Background: Participation in drinking games (DG) has been identified as a common health-risk behavior among college students. However, research suggests that the frequency of DG participation alone may not pose a significant health risk; rather, gaming may be most hazardous when large amounts of alcohol are consumed. Objectives: The present study was designed to examine whether specific gaming behaviors (frequency of play and amount of consumption) place gamers at elevated risk for negative drinking outcomes. Method: Students from 30 U.S. colleges completed self-report questionnaires via the Internet about their drinking attitudes and behaviors. Four groups of student gamers (N = 2,230) were examined: low frequency/low consumption (n = 1,047), low frequency/high consumption (n = 453), high frequency/low consumption (n = 326), and high frequency/high consumption (n = 404). Results: Multilevel regression analyses indicated that the frequency x consumption interaction emerged as a significant predictor of negative drinking consequences. Follow-up analyses indicated that quantity of alcohol consumed during DG predicted negative drinking consequences for high-frequency gamers only. Conclusions/Scientific Contribution: The present results challenge the assumption that all drinking-gaming practices pose equivalent health risks for gamers. Considering only participation in or level of consumption during DG may not tell the complete story with respect to the health hazards involved with gaming behaviors among college students.

Original languageEnglish (US)
Pages (from-to)175-179
Number of pages5
JournalAmerican Journal of Drug and Alcohol Abuse
Issue number3
StatePublished - May 1 2010


  • College students
  • Drinking games
  • Hazardous alcohol use

ASJC Scopus subject areas

  • Medicine (miscellaneous)
  • Psychiatry and Mental health
  • Clinical Psychology

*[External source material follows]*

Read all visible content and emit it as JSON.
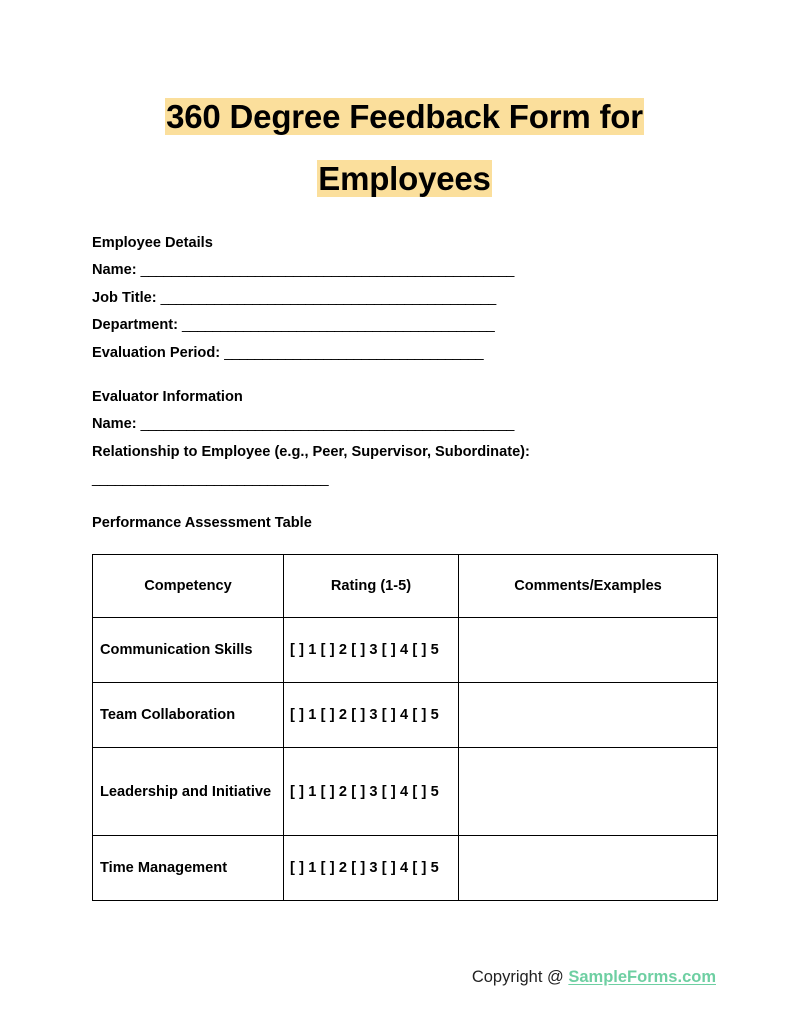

Dive into the research topics of 'Drinking game behaviors among college students: How often and how much'. Together they form a unique fingerprint.

Cite this